### What this task involves
Every line with the string "placeholder" must be copied from the entries below.

+ + + + +

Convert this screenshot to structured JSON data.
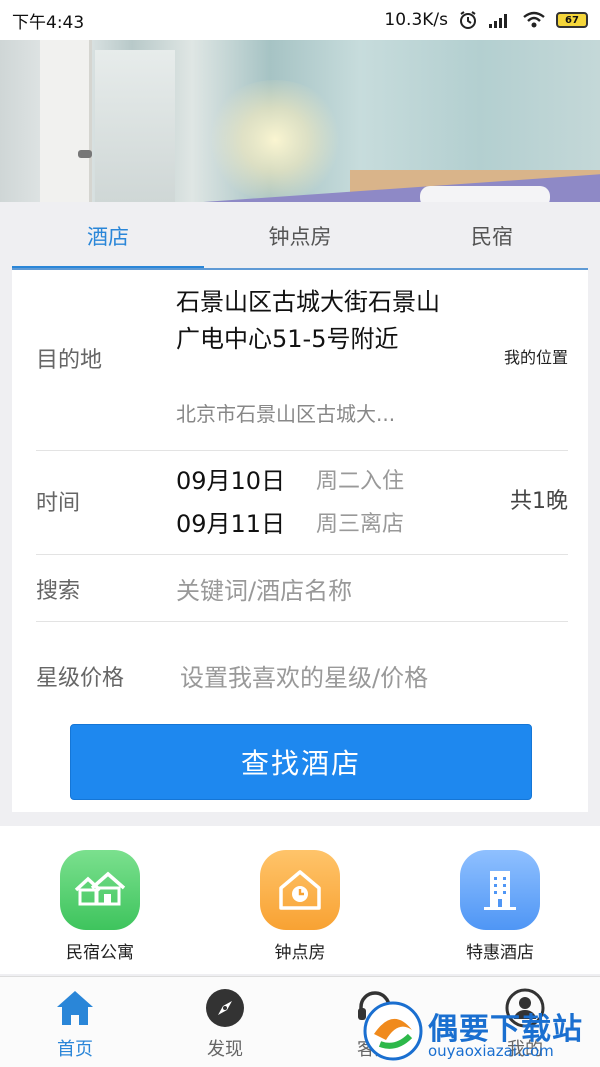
{
  "status_bar": {
    "time": "下午4:43",
    "net_speed": "10.3K/s",
    "battery": "67"
  },
  "banner": {
    "page_count": 3,
    "active_page": 2
  },
  "tabs": [
    {
      "label": "酒店",
      "active": true
    },
    {
      "label": "钟点房",
      "active": false
    },
    {
      "label": "民宿",
      "active": false
    }
  ],
  "form": {
    "destination": {
      "label": "目的地",
      "value": "石景山区古城大街石景山广电中心51-5号附近",
      "sub": "北京市石景山区古城大...",
      "my_location": "我的位置"
    },
    "time": {
      "label": "时间",
      "checkin_date": "09月10日",
      "checkin_note": "周二入住",
      "checkout_date": "09月11日",
      "checkout_note": "周三离店",
      "nights": "共1晚"
    },
    "search": {
      "label": "搜索",
      "placeholder": "关键词/酒店名称"
    },
    "star_price": {
      "label": "星级价格",
      "placeholder": "设置我喜欢的星级/价格"
    },
    "submit_label": "查找酒店"
  },
  "quick_links": [
    {
      "label": "民宿公寓",
      "icon": "house-icon",
      "color": "#3ec45d"
    },
    {
      "label": "钟点房",
      "icon": "clock-house-icon",
      "color": "#f8a233"
    },
    {
      "label": "特惠酒店",
      "icon": "building-icon",
      "color": "#4f96f5"
    }
  ],
  "bottom_nav": [
    {
      "label": "首页",
      "icon": "home-icon",
      "active": true
    },
    {
      "label": "发现",
      "icon": "compass-icon",
      "active": false
    },
    {
      "label": "客服",
      "icon": "headset-icon",
      "active": false
    },
    {
      "label": "我的",
      "icon": "user-icon",
      "active": false
    }
  ],
  "watermark": {
    "title": "偶要下载站",
    "url": "ouyaoxiazai.com"
  },
  "colors": {
    "accent": "#2a86d8",
    "button": "#1e88ef"
  }
}
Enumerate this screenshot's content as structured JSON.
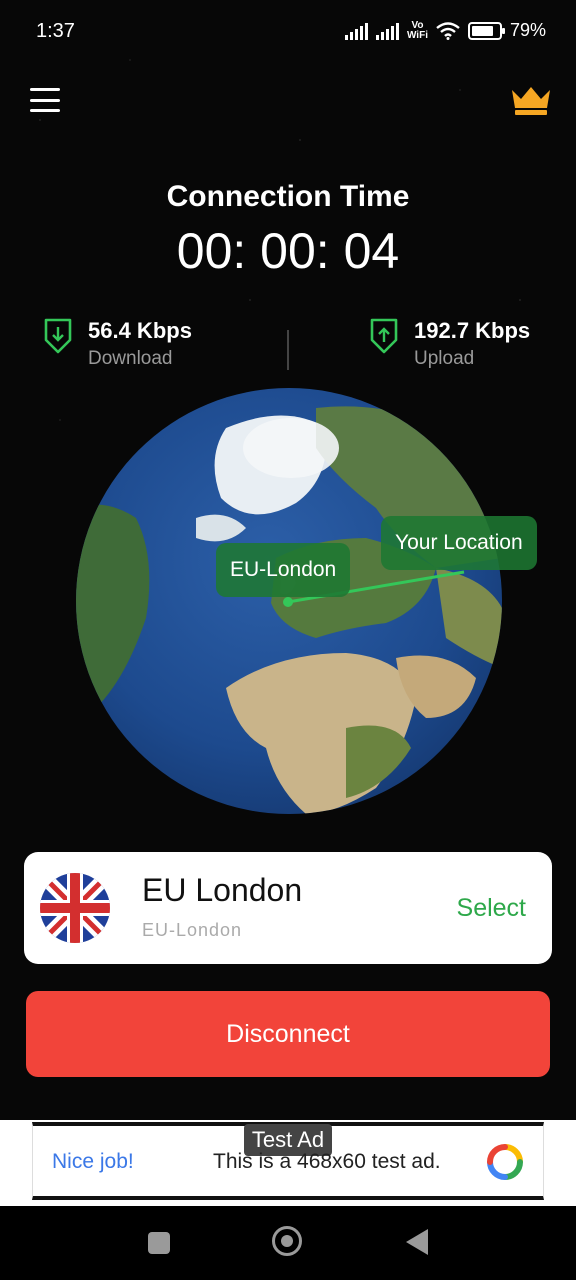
{
  "status_bar": {
    "time": "1:37",
    "vowifi_top": "Vo",
    "vowifi_bottom": "WiFi",
    "battery": "79%"
  },
  "header": {
    "menu_icon": "hamburger-menu-icon",
    "premium_icon": "crown-icon",
    "accent_color": "#f5a623"
  },
  "connection": {
    "title": "Connection Time",
    "time": "00: 00: 04"
  },
  "stats": {
    "download": {
      "value": "56.4 Kbps",
      "label": "Download",
      "icon": "download-shield-icon"
    },
    "upload": {
      "value": "192.7 Kbps",
      "label": "Upload",
      "icon": "upload-shield-icon"
    },
    "accent_color": "#34c759"
  },
  "map": {
    "server_label": "EU-London",
    "user_label": "Your Location"
  },
  "server": {
    "name": "EU London",
    "subtitle": "EU-London",
    "select_label": "Select",
    "flag": "uk-flag-icon"
  },
  "action": {
    "disconnect_label": "Disconnect",
    "color": "#f2443a"
  },
  "ad": {
    "tag": "Test Ad",
    "headline": "Nice job!",
    "body": "This is a 468x60 test ad."
  },
  "navigation": {
    "recents_icon": "square-icon",
    "home_icon": "home-circle-icon",
    "back_icon": "back-triangle-icon"
  }
}
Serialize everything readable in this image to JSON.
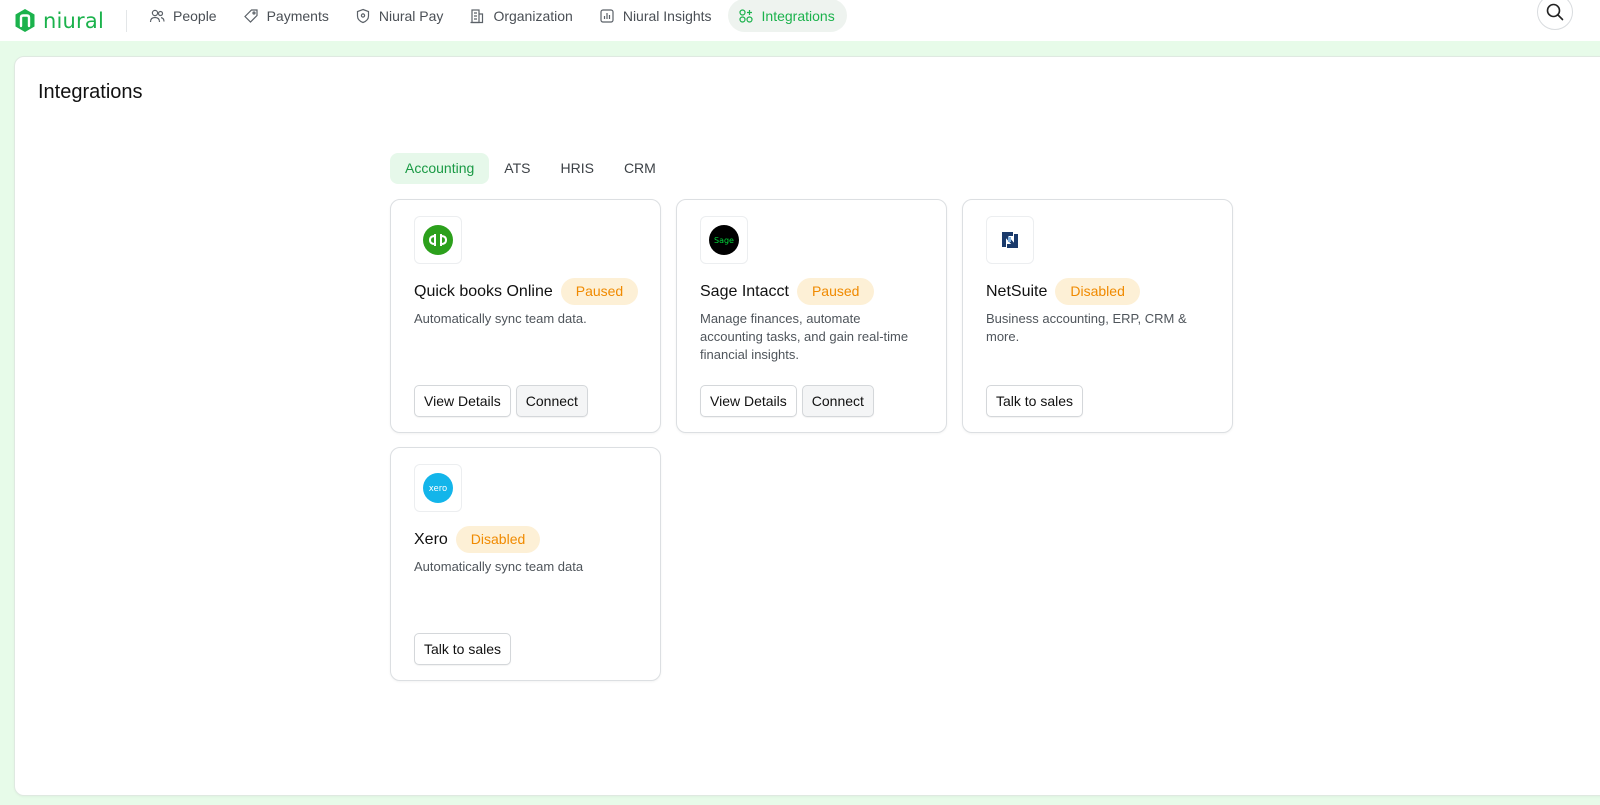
{
  "brand": {
    "name": "niural",
    "color": "#1bb24c"
  },
  "nav": {
    "items": [
      {
        "label": "People",
        "icon": "people-icon"
      },
      {
        "label": "Payments",
        "icon": "tag-icon"
      },
      {
        "label": "Niural Pay",
        "icon": "shield-icon"
      },
      {
        "label": "Organization",
        "icon": "building-icon"
      },
      {
        "label": "Niural Insights",
        "icon": "chart-icon"
      },
      {
        "label": "Integrations",
        "icon": "apps-icon",
        "active": true
      }
    ],
    "search_icon": "search-icon"
  },
  "page": {
    "title": "Integrations"
  },
  "tabs": [
    {
      "label": "Accounting",
      "active": true
    },
    {
      "label": "ATS"
    },
    {
      "label": "HRIS"
    },
    {
      "label": "CRM"
    }
  ],
  "cards": [
    {
      "name": "Quick books Online",
      "status": "Paused",
      "description": "Automatically sync team data.",
      "logo": "quickbooks-logo",
      "logo_text": "qb",
      "actions": [
        "View Details",
        "Connect"
      ]
    },
    {
      "name": "Sage Intacct",
      "status": "Paused",
      "description": "Manage finances, automate accounting tasks, and gain real-time financial insights.",
      "logo": "sage-logo",
      "logo_text": "Sage",
      "actions": [
        "View Details",
        "Connect"
      ]
    },
    {
      "name": "NetSuite",
      "status": "Disabled",
      "description": "Business accounting, ERP, CRM & more.",
      "logo": "netsuite-logo",
      "logo_text": "N",
      "actions": [
        "Talk to sales"
      ]
    },
    {
      "name": "Xero",
      "status": "Disabled",
      "description": "Automatically sync team data",
      "logo": "xero-logo",
      "logo_text": "xero",
      "actions": [
        "Talk to sales"
      ]
    }
  ],
  "colors": {
    "accent": "#1bb24c",
    "status_badge_bg": "#fdf0d6",
    "status_badge_text": "#f08a00",
    "backdrop": "#e7fbe9"
  }
}
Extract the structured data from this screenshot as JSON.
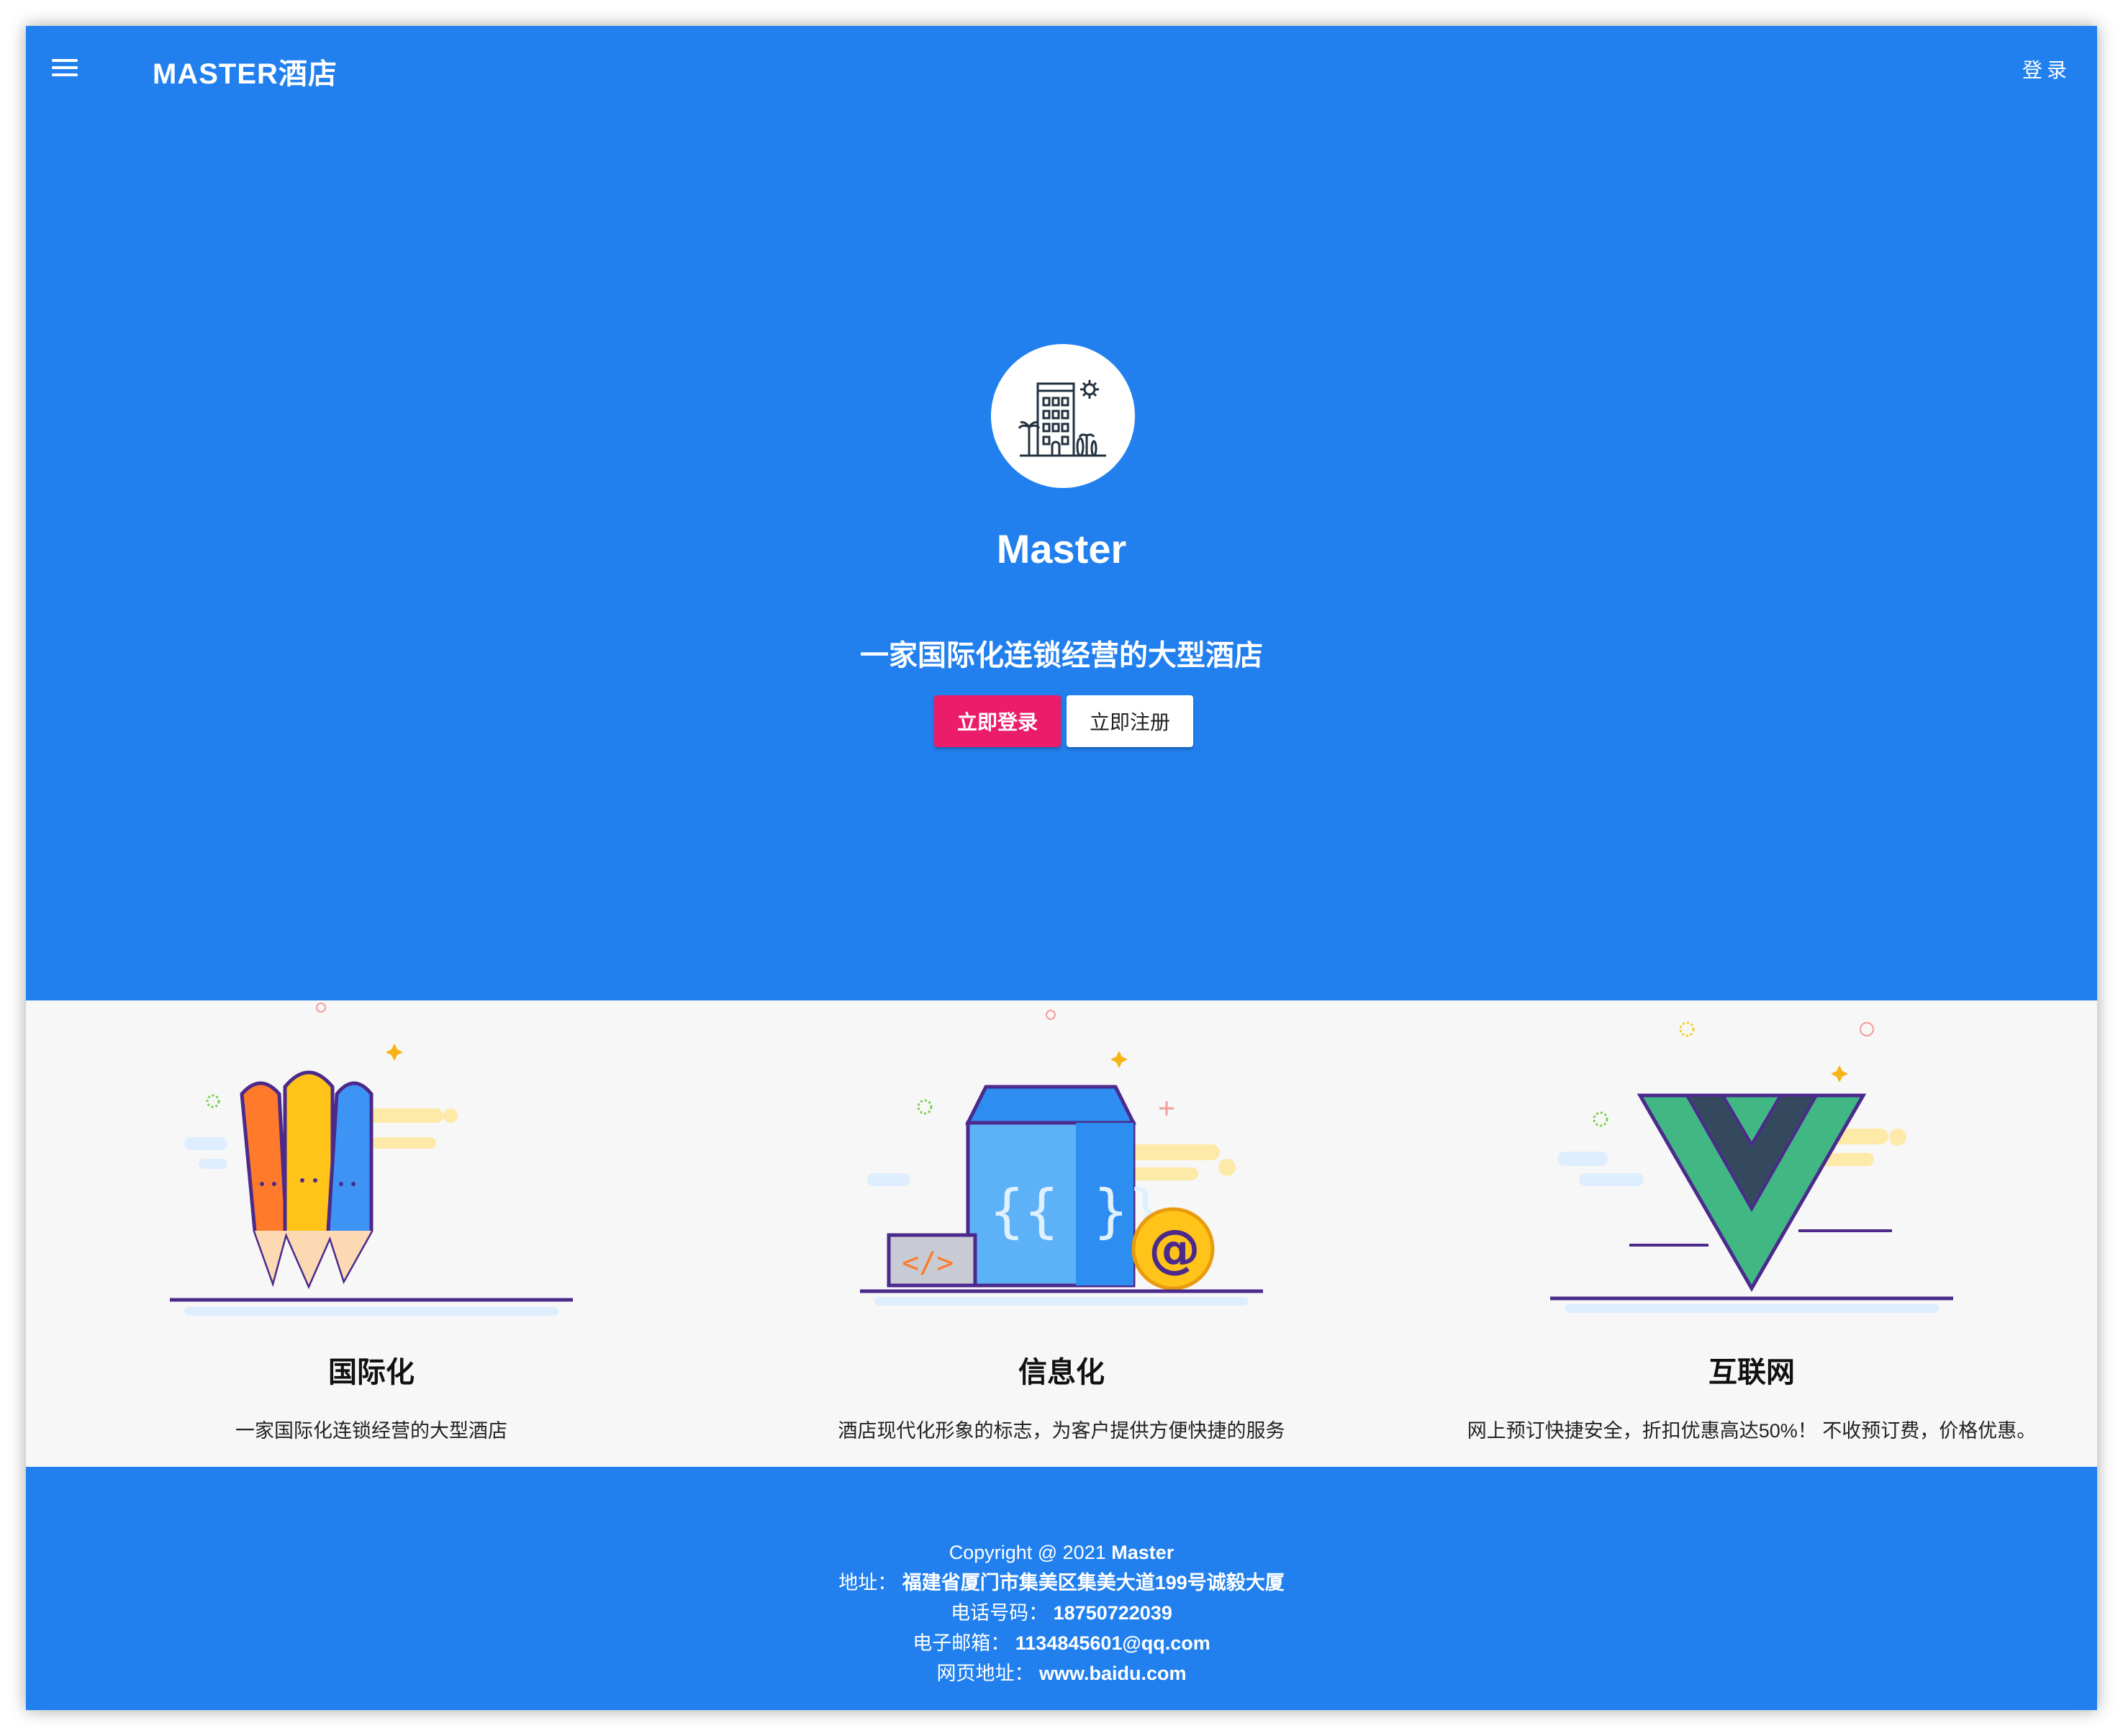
{
  "header": {
    "title": "MASTER酒店",
    "login_label": "登录"
  },
  "hero": {
    "title": "Master",
    "subtitle": "一家国际化连锁经营的大型酒店",
    "login_button": "立即登录",
    "register_button": "立即注册"
  },
  "features": [
    {
      "title": "国际化",
      "description": "一家国际化连锁经营的大型酒店"
    },
    {
      "title": "信息化",
      "description": "酒店现代化形象的标志，为客户提供方便快捷的服务"
    },
    {
      "title": "互联网",
      "description": "网上预订快捷安全，折扣优惠高达50%！ 不收预订费，价格优惠。"
    }
  ],
  "footer": {
    "copyright_prefix": "Copyright @ 2021 ",
    "copyright_name": "Master",
    "address_label": "地址：",
    "address_value": "福建省厦门市集美区集美大道199号诚毅大厦",
    "phone_label": "电话号码：",
    "phone_value": "18750722039",
    "email_label": "电子邮箱：",
    "email_value": "1134845601@qq.com",
    "web_label": "网页地址：",
    "web_value": "www.baidu.com"
  },
  "colors": {
    "primary": "#2180ee",
    "accent": "#eb1c6a"
  },
  "icons": [
    "menu-icon",
    "hotel-logo-icon",
    "pencils-illustration-icon",
    "box-code-illustration-icon",
    "vue-logo-illustration-icon"
  ]
}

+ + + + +

### Exercise result
      "placeholder": "关键词/酒店名称"
      "placeholder": "设置我喜欢的星级/价格"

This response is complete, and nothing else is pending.